Notes from Catherine Rowett, former Green Party MEP for East of England and deputy coordinator of the Eastern Region Green Party*(UK). Biographical reflections on life as an MEP. Longer reflections and discussions on issues relating to policy, the good life, justice, equality, anti-austerity economics and the future of the planet. This is also a forum for exchanging ideas on how to tread lightly on the planet and avoid supporting exploitation and corrupt practices. Here we go...

Saturday, 10 February 2007

The smell of clothes brought in from the washing line

Sometime last week the breakfast show on Radio Norfolk indulged in a bit of reflection on what are the nicest smells and the ones that make you say "ah" when someone reminds you. Listeners were invited to phone in. A number of "ah" smells were mentioned, including (some I remember) the smell of lighting a match, the smell of rain on hot tarmac, the smell of newly mown grass, and the smell of pigs. I forget what the excuse was, though it might have been the fact that the scientists at UEA have decided that they've worked out what causes the smell of the seaside.

One smell that was mentioned, which I also agree is very special, was the smell of washing when it is brought in from hanging in the garden. I mention this here, because it is a smell that can't be achieved any other way, and it's not obvious that it would strike you as a lovely smell if you hadn't learnt to associate it with a particular set of positive experiences. I also mention it because it bears no resemblance whatever to the acrid and pungent scents that those who market washing powders and fabric conditioners describe as "laundry fresh" or "sunfresh". In fact it is a rather mellow and blunt kind of smell, with no sharp edges.

It's not clear to me whether you'd get this wonderful pure smell of fresh air and clean cotton in your laundry if you'd washed it in the detergents and conditioners that have those powerful pungent artificial scents in, the ones that cling to the laundry both wet and dry. Indeed the conditioners seem designed precisely to do that: they are made deliberately not to wash out at all.

Sometimes if I buy second hand clothes it takes several washes to get rid of the terrible smells of other people's washing powders. even blowing in the garden is of no use at all. You can't wear a garment until that smell has gone. It drives you mad.

I'm not sure how some people live with the terrible smell of the clothes and sheets and pillow cases and towels and all that, if they wash them with those pungent products. I used occasionally to stand next to someone in the choir who must have washed her clothes in that kind of stuff. Fortunately she's left now, but even the incense was not enough to smother the acrid pong. I presume that if one lives with that smell in the house and one's bed and one's wardrobe all the time, the brain shuts it out and no longer finds it offensive.

But does it inhibit sexual attraction? More on this anon.


Anonymous said...

So what do you wash your clothes in then, if not detergents?
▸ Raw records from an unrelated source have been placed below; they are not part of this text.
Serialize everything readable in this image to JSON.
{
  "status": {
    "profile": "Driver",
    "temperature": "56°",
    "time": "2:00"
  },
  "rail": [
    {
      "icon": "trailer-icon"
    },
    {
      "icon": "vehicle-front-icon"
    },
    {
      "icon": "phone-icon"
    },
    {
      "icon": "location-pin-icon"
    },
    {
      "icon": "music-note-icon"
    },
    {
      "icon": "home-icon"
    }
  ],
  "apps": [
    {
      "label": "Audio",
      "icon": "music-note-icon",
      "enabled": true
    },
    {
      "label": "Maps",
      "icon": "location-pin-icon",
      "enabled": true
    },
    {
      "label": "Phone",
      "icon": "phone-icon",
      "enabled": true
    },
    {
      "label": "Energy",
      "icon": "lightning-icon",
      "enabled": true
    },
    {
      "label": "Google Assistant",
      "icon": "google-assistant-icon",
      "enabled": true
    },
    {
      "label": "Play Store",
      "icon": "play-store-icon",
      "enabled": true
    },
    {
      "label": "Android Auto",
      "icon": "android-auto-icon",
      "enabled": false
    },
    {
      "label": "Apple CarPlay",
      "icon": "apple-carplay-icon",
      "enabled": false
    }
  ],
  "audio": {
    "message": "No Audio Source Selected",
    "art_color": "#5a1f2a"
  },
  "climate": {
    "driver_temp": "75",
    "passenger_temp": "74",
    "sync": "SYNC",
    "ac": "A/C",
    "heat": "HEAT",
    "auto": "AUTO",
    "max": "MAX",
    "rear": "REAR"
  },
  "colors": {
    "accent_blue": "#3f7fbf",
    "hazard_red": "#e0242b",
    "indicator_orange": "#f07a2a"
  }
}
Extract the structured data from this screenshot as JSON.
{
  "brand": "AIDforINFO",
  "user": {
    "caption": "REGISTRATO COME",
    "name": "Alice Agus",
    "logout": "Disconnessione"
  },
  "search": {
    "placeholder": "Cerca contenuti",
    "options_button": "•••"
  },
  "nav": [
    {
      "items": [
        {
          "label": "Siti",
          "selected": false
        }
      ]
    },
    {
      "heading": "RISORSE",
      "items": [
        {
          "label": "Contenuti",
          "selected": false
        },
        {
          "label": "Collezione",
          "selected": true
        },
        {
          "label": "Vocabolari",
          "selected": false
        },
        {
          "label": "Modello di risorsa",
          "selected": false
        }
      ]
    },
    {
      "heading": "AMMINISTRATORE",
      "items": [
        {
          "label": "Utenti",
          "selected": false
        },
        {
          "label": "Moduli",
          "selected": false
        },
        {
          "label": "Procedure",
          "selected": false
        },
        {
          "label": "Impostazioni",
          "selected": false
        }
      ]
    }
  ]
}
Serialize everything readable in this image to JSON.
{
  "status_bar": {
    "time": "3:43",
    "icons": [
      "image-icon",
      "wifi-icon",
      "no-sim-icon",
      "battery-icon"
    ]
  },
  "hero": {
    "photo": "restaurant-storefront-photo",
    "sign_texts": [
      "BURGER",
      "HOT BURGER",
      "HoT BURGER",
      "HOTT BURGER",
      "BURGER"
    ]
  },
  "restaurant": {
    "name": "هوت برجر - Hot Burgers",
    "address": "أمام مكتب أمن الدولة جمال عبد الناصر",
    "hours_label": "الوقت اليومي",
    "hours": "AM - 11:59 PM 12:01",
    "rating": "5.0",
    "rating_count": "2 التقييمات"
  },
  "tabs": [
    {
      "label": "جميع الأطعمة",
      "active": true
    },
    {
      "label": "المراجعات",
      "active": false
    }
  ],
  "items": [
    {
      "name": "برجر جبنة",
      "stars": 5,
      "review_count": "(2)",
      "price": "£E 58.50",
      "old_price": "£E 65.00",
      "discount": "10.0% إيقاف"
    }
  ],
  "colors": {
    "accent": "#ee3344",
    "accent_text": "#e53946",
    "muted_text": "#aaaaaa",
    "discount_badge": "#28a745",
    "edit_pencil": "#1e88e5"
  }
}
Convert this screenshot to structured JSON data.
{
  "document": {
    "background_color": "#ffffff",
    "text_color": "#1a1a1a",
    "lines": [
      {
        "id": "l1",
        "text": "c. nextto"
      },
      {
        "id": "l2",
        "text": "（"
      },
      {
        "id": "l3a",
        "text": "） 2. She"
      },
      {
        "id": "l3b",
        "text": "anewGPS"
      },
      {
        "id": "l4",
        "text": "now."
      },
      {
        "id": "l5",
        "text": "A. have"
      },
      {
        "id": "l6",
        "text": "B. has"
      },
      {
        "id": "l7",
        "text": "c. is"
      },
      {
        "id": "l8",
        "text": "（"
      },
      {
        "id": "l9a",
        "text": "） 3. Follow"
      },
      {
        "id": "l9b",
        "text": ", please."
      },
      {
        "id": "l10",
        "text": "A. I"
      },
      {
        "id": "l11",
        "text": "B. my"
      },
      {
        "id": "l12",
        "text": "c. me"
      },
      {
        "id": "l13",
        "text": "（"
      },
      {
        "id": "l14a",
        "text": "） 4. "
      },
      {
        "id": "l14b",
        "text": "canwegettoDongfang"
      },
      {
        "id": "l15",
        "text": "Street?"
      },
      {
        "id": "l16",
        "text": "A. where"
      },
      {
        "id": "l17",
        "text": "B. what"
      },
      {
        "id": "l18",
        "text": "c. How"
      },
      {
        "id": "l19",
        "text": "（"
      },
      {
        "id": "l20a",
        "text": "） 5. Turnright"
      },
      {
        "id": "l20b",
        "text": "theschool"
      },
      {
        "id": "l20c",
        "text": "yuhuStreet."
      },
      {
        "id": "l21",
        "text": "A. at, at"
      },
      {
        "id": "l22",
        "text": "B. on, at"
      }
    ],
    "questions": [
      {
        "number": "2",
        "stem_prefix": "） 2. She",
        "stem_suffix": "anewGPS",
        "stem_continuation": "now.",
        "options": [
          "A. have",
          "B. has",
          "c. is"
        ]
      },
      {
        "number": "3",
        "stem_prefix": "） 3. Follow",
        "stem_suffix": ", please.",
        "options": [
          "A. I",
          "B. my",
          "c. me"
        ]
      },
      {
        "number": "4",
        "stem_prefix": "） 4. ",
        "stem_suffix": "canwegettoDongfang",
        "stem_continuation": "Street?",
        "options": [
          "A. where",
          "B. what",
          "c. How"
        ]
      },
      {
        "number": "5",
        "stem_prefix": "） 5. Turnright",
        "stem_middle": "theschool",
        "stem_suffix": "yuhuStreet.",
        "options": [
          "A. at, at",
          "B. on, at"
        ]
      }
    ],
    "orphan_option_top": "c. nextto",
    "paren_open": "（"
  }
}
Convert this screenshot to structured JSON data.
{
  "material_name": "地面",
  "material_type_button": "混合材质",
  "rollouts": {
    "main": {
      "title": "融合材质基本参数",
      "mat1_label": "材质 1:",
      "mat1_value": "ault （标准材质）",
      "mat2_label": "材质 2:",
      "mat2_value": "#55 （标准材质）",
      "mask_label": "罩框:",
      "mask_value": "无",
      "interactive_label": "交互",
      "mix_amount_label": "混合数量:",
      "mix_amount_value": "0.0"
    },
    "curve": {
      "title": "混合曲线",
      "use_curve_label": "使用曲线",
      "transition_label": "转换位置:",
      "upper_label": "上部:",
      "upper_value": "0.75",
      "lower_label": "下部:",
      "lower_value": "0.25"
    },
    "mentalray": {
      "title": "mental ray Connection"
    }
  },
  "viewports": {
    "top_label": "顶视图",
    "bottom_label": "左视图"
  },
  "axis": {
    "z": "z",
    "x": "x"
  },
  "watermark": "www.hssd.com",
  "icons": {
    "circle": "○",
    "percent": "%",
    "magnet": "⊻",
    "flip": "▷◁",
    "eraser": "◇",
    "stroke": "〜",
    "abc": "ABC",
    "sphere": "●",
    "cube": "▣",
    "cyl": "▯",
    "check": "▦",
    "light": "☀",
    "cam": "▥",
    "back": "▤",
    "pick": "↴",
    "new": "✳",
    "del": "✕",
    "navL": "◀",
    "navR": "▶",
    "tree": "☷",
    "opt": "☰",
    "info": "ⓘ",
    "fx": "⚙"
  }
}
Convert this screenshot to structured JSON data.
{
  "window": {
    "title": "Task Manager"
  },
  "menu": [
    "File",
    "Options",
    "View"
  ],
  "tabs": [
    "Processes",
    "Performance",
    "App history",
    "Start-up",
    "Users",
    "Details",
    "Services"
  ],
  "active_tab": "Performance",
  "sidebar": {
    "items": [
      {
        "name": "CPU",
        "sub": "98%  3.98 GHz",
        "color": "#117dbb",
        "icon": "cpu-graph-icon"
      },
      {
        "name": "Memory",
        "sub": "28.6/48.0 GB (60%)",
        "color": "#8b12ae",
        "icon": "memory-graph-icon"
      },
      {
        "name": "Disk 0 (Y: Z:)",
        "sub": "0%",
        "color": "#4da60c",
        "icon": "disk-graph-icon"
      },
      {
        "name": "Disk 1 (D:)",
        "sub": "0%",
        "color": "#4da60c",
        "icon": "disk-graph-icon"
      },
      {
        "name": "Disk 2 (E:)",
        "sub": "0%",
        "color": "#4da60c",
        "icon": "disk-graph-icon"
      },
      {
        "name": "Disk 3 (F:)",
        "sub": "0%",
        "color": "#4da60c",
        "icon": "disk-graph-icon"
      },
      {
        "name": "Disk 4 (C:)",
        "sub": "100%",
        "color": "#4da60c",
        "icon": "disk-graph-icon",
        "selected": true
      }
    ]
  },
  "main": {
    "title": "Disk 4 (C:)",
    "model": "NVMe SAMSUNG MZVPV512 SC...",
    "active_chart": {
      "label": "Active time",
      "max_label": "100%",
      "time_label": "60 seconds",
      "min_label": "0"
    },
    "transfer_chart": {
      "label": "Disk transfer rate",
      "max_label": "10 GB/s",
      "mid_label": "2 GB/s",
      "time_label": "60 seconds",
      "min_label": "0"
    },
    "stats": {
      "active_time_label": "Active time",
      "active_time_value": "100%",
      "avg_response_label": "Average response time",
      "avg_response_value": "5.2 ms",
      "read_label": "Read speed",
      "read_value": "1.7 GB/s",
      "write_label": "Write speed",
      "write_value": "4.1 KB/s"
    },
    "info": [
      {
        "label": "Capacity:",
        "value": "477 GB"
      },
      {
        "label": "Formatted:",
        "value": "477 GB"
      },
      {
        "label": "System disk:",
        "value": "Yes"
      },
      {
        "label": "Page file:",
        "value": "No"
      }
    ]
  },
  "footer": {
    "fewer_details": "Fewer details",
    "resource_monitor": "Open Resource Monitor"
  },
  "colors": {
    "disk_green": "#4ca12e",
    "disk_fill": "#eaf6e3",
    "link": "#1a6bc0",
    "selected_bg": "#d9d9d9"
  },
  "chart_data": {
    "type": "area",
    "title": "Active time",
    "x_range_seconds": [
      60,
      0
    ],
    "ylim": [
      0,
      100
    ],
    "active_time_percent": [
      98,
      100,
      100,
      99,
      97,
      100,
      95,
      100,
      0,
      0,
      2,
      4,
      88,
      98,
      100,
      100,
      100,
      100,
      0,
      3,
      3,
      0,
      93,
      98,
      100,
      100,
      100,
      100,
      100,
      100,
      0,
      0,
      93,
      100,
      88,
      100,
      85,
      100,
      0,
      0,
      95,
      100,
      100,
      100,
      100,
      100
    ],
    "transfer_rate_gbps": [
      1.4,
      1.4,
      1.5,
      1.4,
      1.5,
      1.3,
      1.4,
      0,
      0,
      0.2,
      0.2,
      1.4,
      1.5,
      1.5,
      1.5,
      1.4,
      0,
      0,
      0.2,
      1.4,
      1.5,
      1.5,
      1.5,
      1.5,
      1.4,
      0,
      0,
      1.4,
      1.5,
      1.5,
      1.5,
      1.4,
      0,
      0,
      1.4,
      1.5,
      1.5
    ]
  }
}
And how do they end up not coming in from the garden other than board-dry and smelling of pollen?

And, further, surely shampoo, conditioner, deodorants and perfumes (most particularly the latter) are just as, if not more, offensive?

OTOH, with regard to your final point, there are a few scents that definitely enhance rather than inhibit sexual attraction (at least for me. It's a very personal thing). But who cares about sexual attraction if the males of the species are slowly being neutered anyway, as per your previous post?

Catherine Rowett said...

A response to question number 2 of the above questions:
The main danger I find is not that they will come in dry as a board but rather that they will stay out as wet as they went out if not wetter...
My washing didn't go out at all yesterday, but had to be hung on the indoor lines in the utility room (which work very well but don't impart quite the same fresh air smell).
But in the summer the secret is to bring in the thin cotton ones about five or ten minutes after you put them out. You can keep going round in a kind of perpetual motion, if it takes you about ten minutes to hang up a complete line of washing.

Catherine Rowett said...

A response to question 1 in anonymous's comment:
It's not that I don't use detergents (though it's true that there are some products on the market that are supposed to work without you needing any soap). Just that I don't use ones with horrid smells.
Current favourite is Ecover laundry liquid. It's perfumed with natural lavender (well actually I don't know if that's what it means or whether it thinks it has created lavender scent from two other plant based sources, but anyway it smells slightly of lavender... also I thought it was supposed to smell of rosemary but perhaps that was another brand).
Assuming you are one of the anonymice whom I know you can tell me whether my clothes smell disgustingly of lavender.
Ecover liquid has the advantage (a) that it doesn't contain bleach, so the clothes don't look washed out, and (b) you can refill the bottle (at Daily Bread in Cambridge and at the Green Grocer in Norwich).

Catherine Rowett said...

Disaster today: I tried to sit outside in the garden for a pleasant lunch while reading a paper I'm peer-refereeing for some journal. But despite the fact that the wind was blowing from the NW, the pungent smell from the laundry hung out in the garden just to the South east of us was overwhelming, so strong that it drowned out all the lovely flower scents from the shrubs and wallflowers in our garden.
So my lunch was a great deal less pleasant than it should have been. Indeed I've now come in to get away from it.